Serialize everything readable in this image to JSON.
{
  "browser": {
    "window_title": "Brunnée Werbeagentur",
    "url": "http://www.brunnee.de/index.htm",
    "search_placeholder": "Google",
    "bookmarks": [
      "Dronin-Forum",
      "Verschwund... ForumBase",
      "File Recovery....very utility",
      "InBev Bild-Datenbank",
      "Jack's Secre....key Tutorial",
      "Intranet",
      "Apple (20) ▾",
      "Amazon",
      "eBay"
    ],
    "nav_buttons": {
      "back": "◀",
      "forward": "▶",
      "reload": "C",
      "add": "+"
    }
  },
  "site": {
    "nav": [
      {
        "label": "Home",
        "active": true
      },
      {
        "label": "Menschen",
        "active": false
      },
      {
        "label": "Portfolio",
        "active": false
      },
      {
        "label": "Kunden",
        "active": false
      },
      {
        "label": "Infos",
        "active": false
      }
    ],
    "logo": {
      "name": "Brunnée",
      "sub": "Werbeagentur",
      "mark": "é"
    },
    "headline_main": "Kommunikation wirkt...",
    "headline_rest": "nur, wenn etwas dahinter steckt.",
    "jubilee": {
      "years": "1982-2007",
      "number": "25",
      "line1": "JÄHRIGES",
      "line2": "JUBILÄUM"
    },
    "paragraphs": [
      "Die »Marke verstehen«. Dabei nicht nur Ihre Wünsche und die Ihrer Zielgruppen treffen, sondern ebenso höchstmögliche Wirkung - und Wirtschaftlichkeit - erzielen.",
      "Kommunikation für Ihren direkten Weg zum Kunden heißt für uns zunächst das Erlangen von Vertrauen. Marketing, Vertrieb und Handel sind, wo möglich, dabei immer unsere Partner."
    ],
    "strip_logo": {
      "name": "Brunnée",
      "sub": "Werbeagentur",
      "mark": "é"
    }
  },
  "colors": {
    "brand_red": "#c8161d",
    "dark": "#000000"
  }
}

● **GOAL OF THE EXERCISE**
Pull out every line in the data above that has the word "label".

● **RESULT OF THE EXERCISE**
        "label": "Home",
        "label": "Menschen",
        "label": "Portfolio",
        "label": "Kunden",
        "label": "Infos",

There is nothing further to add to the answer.